Given data:
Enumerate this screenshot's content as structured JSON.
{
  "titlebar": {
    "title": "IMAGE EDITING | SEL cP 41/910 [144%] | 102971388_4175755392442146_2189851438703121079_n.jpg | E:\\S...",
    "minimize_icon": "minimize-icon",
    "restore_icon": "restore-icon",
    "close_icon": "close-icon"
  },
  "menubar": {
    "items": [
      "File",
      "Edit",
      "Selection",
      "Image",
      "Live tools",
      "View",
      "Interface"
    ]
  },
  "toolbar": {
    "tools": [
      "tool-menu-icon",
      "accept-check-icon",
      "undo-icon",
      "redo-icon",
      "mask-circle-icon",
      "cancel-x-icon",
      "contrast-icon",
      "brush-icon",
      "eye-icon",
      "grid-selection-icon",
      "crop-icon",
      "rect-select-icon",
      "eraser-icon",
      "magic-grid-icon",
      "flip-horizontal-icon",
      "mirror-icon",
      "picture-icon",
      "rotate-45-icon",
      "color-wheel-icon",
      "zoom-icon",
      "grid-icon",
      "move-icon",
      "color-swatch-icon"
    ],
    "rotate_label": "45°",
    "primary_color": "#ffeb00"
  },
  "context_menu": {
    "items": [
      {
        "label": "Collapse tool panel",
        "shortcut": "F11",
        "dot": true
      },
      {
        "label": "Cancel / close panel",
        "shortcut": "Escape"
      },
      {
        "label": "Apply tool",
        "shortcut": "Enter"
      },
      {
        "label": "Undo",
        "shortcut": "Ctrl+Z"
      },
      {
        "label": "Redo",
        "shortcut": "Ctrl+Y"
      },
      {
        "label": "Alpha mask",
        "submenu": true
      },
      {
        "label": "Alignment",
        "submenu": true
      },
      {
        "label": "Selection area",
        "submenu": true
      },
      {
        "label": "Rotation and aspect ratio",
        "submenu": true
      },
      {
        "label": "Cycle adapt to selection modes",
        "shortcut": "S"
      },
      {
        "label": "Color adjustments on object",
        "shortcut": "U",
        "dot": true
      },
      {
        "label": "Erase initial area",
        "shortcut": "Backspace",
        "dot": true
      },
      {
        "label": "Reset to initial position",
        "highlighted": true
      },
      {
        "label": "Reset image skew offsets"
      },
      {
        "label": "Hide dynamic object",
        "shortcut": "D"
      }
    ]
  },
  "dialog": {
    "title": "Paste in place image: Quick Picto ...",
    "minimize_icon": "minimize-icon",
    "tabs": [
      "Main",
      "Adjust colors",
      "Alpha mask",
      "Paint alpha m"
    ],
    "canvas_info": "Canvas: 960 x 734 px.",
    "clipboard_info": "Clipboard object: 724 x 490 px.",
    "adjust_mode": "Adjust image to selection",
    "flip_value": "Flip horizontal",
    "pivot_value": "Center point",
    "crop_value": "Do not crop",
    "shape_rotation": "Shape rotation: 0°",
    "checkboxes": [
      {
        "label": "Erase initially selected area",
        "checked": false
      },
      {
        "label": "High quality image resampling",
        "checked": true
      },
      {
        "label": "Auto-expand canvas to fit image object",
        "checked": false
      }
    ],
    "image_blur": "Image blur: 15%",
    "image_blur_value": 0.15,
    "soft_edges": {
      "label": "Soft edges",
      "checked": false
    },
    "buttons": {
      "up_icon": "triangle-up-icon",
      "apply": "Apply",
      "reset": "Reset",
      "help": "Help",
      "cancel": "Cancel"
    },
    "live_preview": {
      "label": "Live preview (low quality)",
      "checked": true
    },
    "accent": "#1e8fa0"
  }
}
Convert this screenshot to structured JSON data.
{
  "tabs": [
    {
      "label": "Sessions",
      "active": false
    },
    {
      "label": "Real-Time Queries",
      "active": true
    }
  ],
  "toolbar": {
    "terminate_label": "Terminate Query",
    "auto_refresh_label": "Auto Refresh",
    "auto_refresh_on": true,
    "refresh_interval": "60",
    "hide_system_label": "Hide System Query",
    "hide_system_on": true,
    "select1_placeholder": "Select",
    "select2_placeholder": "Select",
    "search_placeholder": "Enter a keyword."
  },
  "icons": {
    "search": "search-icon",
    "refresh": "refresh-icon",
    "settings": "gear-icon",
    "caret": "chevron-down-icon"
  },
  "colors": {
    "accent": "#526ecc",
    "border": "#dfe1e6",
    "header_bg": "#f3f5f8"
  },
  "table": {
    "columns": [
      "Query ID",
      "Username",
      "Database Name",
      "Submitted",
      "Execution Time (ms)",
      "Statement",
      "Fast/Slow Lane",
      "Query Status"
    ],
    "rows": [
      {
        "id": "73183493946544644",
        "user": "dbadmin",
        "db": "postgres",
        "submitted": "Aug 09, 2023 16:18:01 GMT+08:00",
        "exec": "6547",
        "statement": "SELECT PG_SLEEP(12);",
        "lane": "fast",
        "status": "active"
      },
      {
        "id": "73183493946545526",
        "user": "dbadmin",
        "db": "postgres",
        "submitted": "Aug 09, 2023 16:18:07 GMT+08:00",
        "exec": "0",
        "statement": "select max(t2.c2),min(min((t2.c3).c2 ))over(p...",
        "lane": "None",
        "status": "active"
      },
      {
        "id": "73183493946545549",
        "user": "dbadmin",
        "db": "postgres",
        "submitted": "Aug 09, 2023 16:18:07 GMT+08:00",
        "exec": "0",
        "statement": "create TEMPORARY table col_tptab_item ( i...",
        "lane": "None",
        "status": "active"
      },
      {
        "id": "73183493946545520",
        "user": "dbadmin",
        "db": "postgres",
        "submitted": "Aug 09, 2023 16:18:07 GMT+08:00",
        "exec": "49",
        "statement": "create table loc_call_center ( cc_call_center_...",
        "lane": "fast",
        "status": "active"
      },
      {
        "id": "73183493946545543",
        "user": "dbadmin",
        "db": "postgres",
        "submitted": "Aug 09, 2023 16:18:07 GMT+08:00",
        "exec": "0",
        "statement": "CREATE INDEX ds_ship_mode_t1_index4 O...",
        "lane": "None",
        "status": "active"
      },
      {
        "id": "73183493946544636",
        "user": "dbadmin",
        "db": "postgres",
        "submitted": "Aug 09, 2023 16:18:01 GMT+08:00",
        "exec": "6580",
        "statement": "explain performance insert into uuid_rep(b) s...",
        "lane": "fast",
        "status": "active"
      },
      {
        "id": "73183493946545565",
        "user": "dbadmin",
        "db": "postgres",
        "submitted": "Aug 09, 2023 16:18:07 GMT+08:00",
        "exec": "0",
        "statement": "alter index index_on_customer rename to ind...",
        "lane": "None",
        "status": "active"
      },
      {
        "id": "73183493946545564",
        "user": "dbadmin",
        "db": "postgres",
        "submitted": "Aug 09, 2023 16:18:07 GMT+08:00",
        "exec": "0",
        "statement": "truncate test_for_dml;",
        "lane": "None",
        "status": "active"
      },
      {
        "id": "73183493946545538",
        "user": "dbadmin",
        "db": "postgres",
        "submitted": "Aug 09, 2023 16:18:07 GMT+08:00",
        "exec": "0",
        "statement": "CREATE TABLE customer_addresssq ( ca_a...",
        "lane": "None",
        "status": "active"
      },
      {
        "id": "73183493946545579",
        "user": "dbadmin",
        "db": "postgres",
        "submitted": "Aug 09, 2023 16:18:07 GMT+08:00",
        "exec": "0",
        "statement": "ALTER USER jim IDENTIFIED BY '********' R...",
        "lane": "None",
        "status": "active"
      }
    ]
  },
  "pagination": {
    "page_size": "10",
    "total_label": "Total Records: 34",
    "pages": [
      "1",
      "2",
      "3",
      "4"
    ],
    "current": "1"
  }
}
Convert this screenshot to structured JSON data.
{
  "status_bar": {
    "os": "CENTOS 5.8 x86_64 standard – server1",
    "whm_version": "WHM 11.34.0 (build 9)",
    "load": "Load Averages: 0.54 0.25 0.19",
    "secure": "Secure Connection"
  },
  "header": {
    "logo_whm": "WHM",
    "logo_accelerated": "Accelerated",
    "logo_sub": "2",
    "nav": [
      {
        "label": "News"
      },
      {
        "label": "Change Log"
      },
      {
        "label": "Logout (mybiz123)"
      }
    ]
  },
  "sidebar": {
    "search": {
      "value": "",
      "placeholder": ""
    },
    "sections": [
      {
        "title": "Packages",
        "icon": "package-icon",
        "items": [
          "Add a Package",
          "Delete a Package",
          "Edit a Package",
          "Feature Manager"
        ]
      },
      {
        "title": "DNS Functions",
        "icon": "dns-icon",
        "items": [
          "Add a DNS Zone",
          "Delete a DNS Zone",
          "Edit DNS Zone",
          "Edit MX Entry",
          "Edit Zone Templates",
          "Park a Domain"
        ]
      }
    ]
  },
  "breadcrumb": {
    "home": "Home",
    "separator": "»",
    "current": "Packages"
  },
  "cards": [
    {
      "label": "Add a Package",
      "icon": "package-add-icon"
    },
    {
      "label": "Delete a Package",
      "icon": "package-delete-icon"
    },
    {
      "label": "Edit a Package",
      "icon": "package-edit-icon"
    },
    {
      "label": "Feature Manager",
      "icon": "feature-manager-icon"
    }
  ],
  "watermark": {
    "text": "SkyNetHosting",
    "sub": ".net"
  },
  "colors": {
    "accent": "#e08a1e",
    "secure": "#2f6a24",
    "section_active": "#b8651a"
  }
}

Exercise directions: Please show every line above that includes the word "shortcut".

Problem solution:
        "shortcut": "F11",
        "shortcut": "Escape"
        "shortcut": "Enter"
        "shortcut": "Ctrl+Z"
        "shortcut": "Ctrl+Y"
        "shortcut": "S"
        "shortcut": "U",
        "shortcut": "Backspace",
        "shortcut": "D"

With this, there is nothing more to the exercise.